== Segment start ==
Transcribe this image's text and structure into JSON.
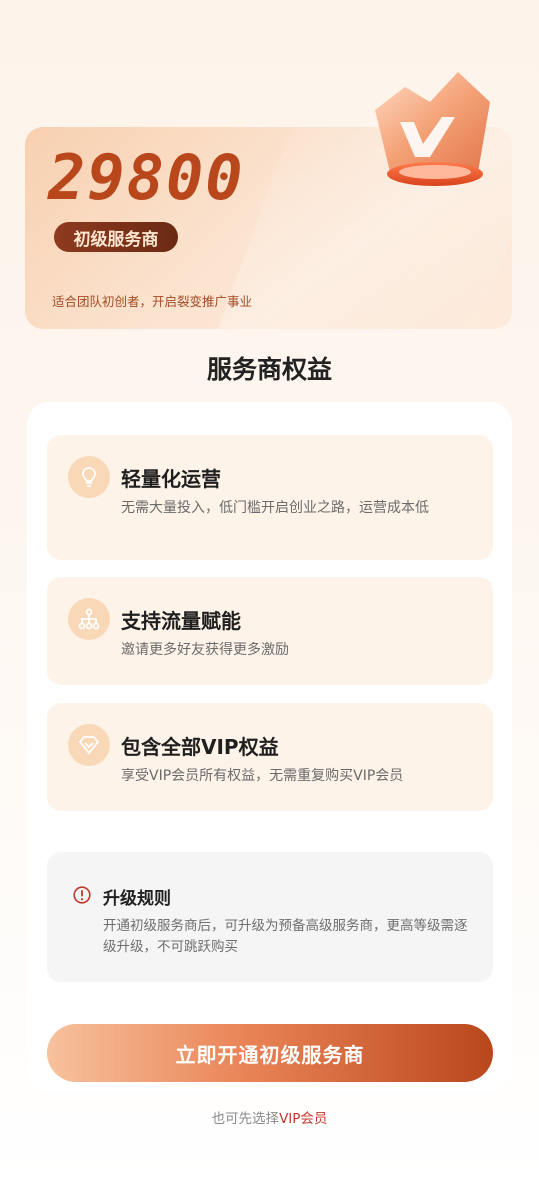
{
  "hero": {
    "price": "29800",
    "tier_label": "初级服务商",
    "description": "适合团队初创者，开启裂变推广事业"
  },
  "section": {
    "title": "服务商权益"
  },
  "benefits": [
    {
      "icon": "lightbulb-icon",
      "title": "轻量化运营",
      "desc": "无需大量投入，低门槛开启创业之路，运营成本低"
    },
    {
      "icon": "network-icon",
      "title": "支持流量赋能",
      "desc": "邀请更多好友获得更多激励"
    },
    {
      "icon": "diamond-icon",
      "title": "包含全部VIP权益",
      "desc": "享受VIP会员所有权益，无需重复购买VIP会员"
    }
  ],
  "rules": {
    "icon": "warning-icon",
    "title": "升级规则",
    "desc": "开通初级服务商后，可升级为预备高级服务商，更高等级需逐级升级，不可跳跃购买"
  },
  "cta": {
    "label": "立即开通初级服务商"
  },
  "alt": {
    "prefix": "也可先选择",
    "link": "VIP会员"
  },
  "colors": {
    "accent": "#b9471c",
    "badge_bg": "#6b2a14",
    "benefit_bg": "#fdf3e8",
    "link": "#c0392b"
  }
}
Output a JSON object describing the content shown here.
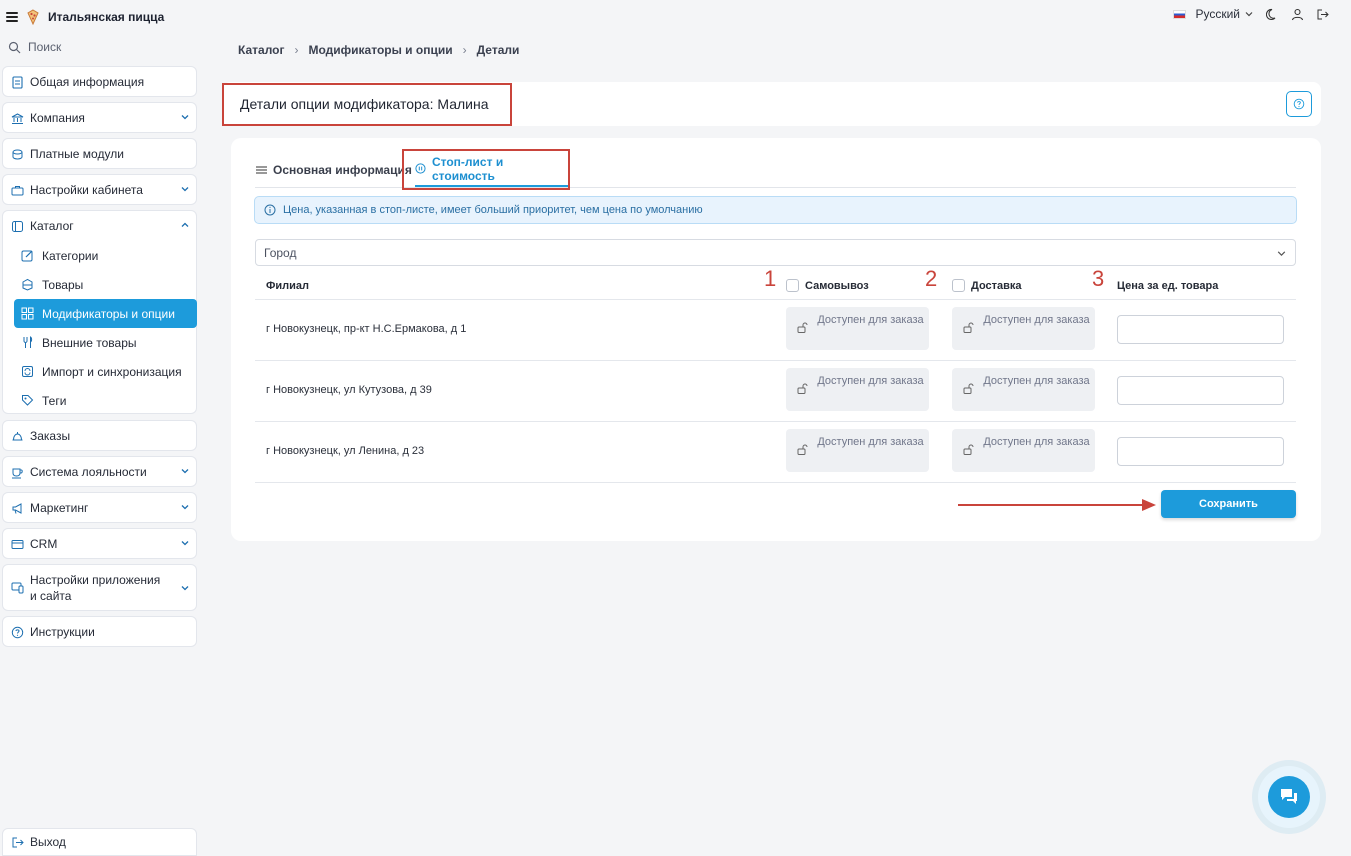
{
  "app": {
    "name": "Итальянская пицца"
  },
  "search": {
    "label": "Поиск"
  },
  "sidebar": {
    "general": "Общая информация",
    "company": "Компания",
    "paid_modules": "Платные модули",
    "cabinet_settings": "Настройки кабинета",
    "catalog": {
      "label": "Каталог",
      "items": [
        {
          "label": "Категории",
          "icon": "edit-icon"
        },
        {
          "label": "Товары",
          "icon": "box-icon"
        },
        {
          "label": "Модификаторы и опции",
          "icon": "grid-icon",
          "active": true
        },
        {
          "label": "Внешние товары",
          "icon": "fork-knife-icon"
        },
        {
          "label": "Импорт и синхронизация",
          "icon": "sync-icon"
        },
        {
          "label": "Теги",
          "icon": "tag-icon"
        }
      ]
    },
    "orders": "Заказы",
    "loyalty": "Система лояльности",
    "marketing": "Маркетинг",
    "crm": "CRM",
    "app_settings": "Настройки приложения и сайта",
    "instructions": "Инструкции",
    "logout": "Выход"
  },
  "topbar": {
    "language": "Русский"
  },
  "breadcrumb": [
    "Каталог",
    "Модификаторы и опции",
    "Детали"
  ],
  "page": {
    "title": "Детали опции модификатора: Малина"
  },
  "tabs": {
    "basic": "Основная информация",
    "stoplist": "Стоп-лист и стоимость"
  },
  "alert": {
    "text": "Цена, указанная в стоп-листе, имеет больший приоритет, чем цена по умолчанию"
  },
  "city_select": {
    "placeholder": "Город"
  },
  "table": {
    "headers": {
      "branch": "Филиал",
      "pickup": "Самовывоз",
      "delivery": "Доставка",
      "price": "Цена за ед. товара"
    },
    "annotations": [
      "1",
      "2",
      "3"
    ],
    "rows": [
      {
        "branch": "г Новокузнецк, пр-кт Н.С.Ермакова, д 1",
        "pickup": "Доступен для заказа",
        "delivery": "Доступен для заказа",
        "price": ""
      },
      {
        "branch": "г Новокузнецк, ул Кутузова, д 39",
        "pickup": "Доступен для заказа",
        "delivery": "Доступен для заказа",
        "price": ""
      },
      {
        "branch": "г Новокузнецк, ул Ленина, д 23",
        "pickup": "Доступен для заказа",
        "delivery": "Доступен для заказа",
        "price": ""
      }
    ]
  },
  "actions": {
    "save": "Сохранить"
  },
  "colors": {
    "accent": "#1d9bdb",
    "annotation": "#c9443b"
  }
}
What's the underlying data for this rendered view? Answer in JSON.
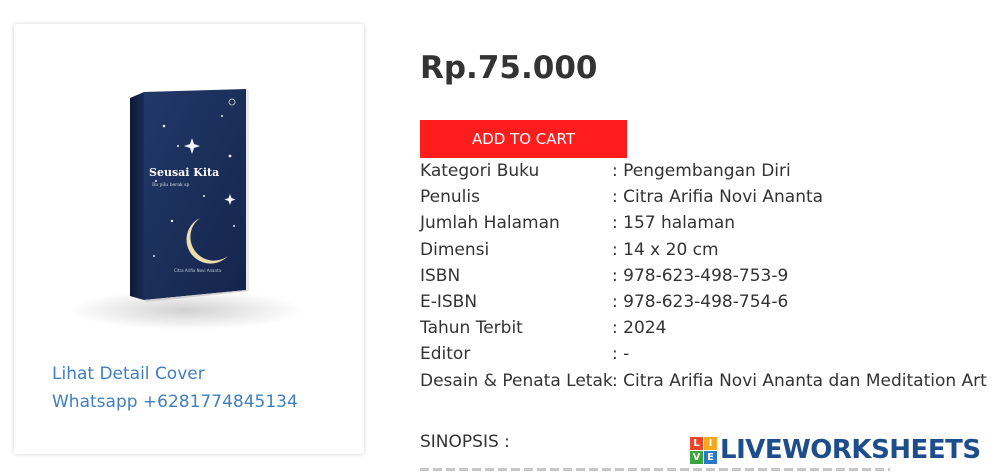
{
  "product": {
    "cover": {
      "title": "Seusai Kita",
      "subtitle": "Ilu pilu berak sp",
      "author": "Citra Arifia Novi Ananta"
    },
    "links": {
      "detail_cover": "Lihat Detail Cover",
      "whatsapp": "Whatsapp +6281774845134"
    },
    "price": "Rp.75.000",
    "cart_button": "ADD TO CART",
    "details": [
      {
        "label": "Kategori Buku",
        "value": ": Pengembangan Diri"
      },
      {
        "label": "Penulis",
        "value": ": Citra Arifia Novi Ananta"
      },
      {
        "label": "Jumlah Halaman",
        "value": ": 157 halaman"
      },
      {
        "label": "Dimensi",
        "value": ": 14 x 20 cm"
      },
      {
        "label": "ISBN",
        "value": ": 978-623-498-753-9"
      },
      {
        "label": "E-ISBN",
        "value": ": 978-623-498-754-6"
      },
      {
        "label": "Tahun Terbit",
        "value": ": 2024"
      },
      {
        "label": "Editor",
        "value": ": -"
      },
      {
        "label": "Desain & Penata Letak",
        "value": ": Citra Arifia Novi Ananta dan Meditation Art"
      }
    ],
    "sinopsis_label": "SINOPSIS :"
  },
  "watermark": {
    "badge_letters": [
      "L",
      "I",
      "V",
      "E"
    ],
    "badge_colors": [
      "#e8452c",
      "#f4a81c",
      "#3aa53a",
      "#2a78c8"
    ],
    "text": "LIVEWORKSHEETS"
  },
  "colors": {
    "price": "#333333",
    "cart_button": "#ff1c1c",
    "link": "#3f7fbf",
    "book_cover": "#1b2d52"
  }
}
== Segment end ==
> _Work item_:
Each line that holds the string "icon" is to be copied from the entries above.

> _Answer to this task_:
      "icon": "lightbulb-icon",
      "icon": "network-icon",
      "icon": "diamond-icon",
    "icon": "warning-icon",
          "icon": "edit-icon"
          "icon": "box-icon"
          "icon": "grid-icon",
          "icon": "fork-knife-icon"
          "icon": "sync-icon"
          "icon": "tag-icon"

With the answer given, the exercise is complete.